Early the next morning, I was denied entrance to the Kalachakra temple complex where the Dalai Lama was speaking because I had a camera. The speech was to be in untranslated Tibetan, so therefore I decided to hang on to my camera and photograph the surrounding activities rather than attend the speech.

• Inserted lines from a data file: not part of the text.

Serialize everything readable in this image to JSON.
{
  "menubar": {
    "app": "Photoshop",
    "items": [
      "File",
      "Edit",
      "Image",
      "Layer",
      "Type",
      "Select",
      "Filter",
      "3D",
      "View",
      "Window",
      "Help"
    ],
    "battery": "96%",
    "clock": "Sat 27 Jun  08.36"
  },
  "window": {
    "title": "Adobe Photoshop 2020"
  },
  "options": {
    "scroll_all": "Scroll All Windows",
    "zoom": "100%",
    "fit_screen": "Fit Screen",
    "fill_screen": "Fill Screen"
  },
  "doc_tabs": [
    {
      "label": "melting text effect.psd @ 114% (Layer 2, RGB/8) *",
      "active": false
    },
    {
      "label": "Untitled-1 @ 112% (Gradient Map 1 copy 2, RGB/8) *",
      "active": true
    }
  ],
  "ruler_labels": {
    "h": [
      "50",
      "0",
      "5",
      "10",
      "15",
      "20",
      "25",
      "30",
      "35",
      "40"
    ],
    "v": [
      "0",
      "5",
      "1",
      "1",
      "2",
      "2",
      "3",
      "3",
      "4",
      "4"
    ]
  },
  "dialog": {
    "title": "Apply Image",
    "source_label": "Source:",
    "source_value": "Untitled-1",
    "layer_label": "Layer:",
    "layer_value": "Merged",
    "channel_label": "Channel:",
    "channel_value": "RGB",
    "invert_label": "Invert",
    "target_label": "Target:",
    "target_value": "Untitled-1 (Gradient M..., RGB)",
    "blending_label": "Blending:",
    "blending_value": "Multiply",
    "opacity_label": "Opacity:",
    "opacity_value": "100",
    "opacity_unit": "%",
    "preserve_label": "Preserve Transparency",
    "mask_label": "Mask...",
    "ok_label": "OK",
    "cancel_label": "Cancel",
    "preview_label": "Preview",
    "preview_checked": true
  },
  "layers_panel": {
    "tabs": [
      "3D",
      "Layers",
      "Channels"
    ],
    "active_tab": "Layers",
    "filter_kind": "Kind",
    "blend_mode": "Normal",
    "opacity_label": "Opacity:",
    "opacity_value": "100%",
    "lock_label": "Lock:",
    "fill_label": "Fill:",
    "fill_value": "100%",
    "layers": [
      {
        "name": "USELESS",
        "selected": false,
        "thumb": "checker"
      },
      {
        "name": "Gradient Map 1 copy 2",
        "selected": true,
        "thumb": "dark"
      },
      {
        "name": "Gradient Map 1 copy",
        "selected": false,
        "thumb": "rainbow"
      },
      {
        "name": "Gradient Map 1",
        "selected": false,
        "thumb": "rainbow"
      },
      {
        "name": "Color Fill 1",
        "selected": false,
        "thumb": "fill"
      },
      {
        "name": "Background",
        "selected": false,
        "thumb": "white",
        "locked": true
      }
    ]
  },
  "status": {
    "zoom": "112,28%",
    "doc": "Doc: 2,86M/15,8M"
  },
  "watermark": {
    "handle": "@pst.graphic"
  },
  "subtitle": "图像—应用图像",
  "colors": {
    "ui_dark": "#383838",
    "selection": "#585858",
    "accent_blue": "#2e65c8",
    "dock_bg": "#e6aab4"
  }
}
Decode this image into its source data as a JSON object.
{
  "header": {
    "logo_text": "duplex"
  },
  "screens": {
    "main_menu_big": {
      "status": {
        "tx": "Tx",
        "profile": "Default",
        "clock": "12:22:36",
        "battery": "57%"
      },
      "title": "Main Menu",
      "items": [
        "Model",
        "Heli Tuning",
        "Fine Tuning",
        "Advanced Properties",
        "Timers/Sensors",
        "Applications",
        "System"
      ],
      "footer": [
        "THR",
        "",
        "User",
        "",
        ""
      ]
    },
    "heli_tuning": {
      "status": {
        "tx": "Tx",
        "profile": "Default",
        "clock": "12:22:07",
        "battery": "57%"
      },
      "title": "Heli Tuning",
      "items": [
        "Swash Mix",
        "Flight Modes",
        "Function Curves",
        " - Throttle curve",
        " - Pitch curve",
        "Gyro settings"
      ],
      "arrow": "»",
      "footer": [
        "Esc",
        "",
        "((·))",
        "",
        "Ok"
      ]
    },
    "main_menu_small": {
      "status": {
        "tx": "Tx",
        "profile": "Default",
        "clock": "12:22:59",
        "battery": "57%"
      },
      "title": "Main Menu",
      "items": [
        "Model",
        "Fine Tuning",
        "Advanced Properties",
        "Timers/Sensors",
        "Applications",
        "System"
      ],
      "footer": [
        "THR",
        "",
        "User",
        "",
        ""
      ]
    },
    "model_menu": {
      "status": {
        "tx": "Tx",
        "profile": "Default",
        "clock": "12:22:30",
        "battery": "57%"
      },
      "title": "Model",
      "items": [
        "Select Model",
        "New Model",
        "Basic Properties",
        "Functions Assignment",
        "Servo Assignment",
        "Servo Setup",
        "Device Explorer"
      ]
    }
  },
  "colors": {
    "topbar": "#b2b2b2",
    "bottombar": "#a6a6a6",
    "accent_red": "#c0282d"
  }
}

After the speech was over, I was given a written English translation—and it was a bombshell! The Dalai Lama had announced that he was stepping down as political leader of the Tibetan Government in Exile. For centuries the post of Dalai Lama had encompassed both the spiritual leadership and political leadership of Tibet. What the current Dalai Lama seemed to be saying is that he would no longer serve as the political leader of Tibet. From now on, the Tibetans would elect their own prime minister who would be the political leader of the Tibetan Government in Exile. By this act, the Dalai Lama ended a form of Theocracy and brought reform that was more consistent with 21st Century notions of democracy.
With predictable ridiculousness, the revolutionaries and dialectical materialists in the Chinese communist government objected to the Dalai Lama’s rejection of the old custom political leadership based on a reincarnated inheritance. The Times of India reported as follows:

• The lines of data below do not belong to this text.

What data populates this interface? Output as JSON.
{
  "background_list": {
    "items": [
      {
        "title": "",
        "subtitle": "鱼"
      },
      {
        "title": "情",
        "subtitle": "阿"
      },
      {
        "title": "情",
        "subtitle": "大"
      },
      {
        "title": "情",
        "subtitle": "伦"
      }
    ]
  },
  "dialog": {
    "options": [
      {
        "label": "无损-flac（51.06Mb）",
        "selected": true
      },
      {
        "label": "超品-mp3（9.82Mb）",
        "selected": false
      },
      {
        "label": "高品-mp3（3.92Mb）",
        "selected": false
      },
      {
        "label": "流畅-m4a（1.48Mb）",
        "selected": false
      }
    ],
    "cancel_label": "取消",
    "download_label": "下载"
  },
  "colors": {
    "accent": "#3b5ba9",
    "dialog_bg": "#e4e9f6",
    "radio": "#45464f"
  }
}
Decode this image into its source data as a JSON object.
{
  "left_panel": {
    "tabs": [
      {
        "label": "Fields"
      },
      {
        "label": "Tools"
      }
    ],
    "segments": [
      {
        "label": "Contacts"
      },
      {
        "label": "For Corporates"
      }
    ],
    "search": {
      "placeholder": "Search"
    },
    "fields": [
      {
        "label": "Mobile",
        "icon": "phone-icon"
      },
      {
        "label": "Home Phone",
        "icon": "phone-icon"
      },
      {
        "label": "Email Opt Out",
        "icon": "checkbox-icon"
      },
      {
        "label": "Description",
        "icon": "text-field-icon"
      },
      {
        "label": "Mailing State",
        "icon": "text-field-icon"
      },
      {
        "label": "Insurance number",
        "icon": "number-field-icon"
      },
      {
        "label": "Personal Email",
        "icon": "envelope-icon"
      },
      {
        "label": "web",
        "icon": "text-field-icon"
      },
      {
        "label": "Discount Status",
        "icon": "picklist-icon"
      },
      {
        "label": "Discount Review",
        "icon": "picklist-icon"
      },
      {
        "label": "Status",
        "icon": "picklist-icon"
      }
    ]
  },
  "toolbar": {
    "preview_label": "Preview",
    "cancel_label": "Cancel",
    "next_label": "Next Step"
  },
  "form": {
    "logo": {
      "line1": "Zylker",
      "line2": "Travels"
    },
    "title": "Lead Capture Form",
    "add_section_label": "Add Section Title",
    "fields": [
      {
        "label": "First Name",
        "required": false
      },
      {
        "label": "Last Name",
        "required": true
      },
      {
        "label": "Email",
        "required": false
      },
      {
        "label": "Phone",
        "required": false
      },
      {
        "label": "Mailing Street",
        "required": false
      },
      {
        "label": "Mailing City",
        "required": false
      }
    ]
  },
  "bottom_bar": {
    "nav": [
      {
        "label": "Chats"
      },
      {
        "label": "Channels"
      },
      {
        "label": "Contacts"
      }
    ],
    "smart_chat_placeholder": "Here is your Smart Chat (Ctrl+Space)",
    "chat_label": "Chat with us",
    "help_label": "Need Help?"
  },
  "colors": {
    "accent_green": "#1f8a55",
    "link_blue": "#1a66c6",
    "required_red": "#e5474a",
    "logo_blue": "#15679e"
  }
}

[T]he Chinese-appointed governor of Tibet said the exiled leader did not have a right to choose his successor the way he wanted. ‘We must respect the historical institutions and religious rituals of Tibetan Buddhism,’ he said. “It is not up to anyone whether to abolish the reincarnation institution or not.”

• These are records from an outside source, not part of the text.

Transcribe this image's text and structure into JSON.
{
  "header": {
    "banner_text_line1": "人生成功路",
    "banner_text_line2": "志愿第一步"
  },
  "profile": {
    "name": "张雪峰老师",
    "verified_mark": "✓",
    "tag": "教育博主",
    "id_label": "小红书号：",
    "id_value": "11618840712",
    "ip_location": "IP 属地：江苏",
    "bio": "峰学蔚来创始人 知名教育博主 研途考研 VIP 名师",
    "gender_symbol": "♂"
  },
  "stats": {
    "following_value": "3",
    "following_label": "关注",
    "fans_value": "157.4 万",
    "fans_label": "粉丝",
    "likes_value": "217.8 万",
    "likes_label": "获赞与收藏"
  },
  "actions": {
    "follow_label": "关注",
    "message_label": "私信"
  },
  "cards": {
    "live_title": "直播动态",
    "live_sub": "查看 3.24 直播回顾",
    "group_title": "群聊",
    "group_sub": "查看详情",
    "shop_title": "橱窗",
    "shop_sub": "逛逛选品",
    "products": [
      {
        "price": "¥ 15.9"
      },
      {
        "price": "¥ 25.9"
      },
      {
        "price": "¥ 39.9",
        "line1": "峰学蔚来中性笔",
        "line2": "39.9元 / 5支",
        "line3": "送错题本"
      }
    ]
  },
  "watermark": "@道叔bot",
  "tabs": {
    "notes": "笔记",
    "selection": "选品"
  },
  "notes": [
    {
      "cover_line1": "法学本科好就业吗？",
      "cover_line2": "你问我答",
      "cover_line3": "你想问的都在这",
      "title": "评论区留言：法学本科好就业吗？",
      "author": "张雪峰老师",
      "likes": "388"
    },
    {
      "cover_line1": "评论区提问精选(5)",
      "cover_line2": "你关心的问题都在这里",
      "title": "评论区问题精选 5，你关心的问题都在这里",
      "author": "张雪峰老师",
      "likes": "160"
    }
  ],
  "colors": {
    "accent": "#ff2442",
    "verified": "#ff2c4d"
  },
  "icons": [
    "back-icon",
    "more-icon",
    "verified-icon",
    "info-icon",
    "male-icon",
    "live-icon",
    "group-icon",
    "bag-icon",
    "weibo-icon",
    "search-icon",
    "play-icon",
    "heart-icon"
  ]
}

After the Dalai Lama’s speech, thousands of young Tibetans were on the streets of McCleod Ganj, holding banners, manning bullhorns. It was Uprising Day. A march proceeded along a forested road. Some people sold copies of a newspaper within which the relative merits of the three candidates for the position of the Tibetan prime minister were being debated.
The tantric yoga of Dr. Alberto G. Garcia
Dr. Alberto’s yoga practice in Austin Texas, which stretched from 1922 or so to 1962, was derived from a tantric interpretation of the Yoga Sutra. Like some of the Tibetan practices, the teachings he followed involved energizing the chakras and bringing kundalini up the spine. It also included tantric sex. Dr. Garcia’s yoga involved adherence to a strict interpretation of the “ethical” yama and niyama limbs of the Yoga Sutra as well as self-less service. Like the yoga of the Dalai Lama, it involved participating in political and social revolution. The Dalai Lama has identified himself as a Marxist. While Dr. Garcia did not, he for most of his life affiliated with Marxist and Communist working class movements and defended communists during the McCarthy era. The story of this unique early Texas yogi is found in The Life and Times of Alberto G. Garcia.
Brad Rockwell, The Life and Times of Alberto G. Garcia (2020); Allen Ginsberg: Spontaneous Mind, Selected Interviews 1958-1996 (Carter, ed., 2001); Rob Johnson, The Lost Years of William Burroughs: Beats in South Texas (2006); Reginald A. Ray, Chögyam Trungpa as a Siddha, Recalling Chögyam Trungpa (Midal, ed., 2005); Tom Clark, The Great Naropa Poetry Wars (1980); H.W. Bodewitz, The Daily Evening and Morning Offering (Agnihotra) According to the Brahmanas (1976); Vasant V. Paranjpe, Grace Alone (1971); Vasant V. Paranjpe, Light Towards Divine Path (1976); Premenda Priyadarshi, In Quest of the Dates of the Vedas (2014); Michael Danino, The Lost River: On the Trail of the Sarasvati (2010).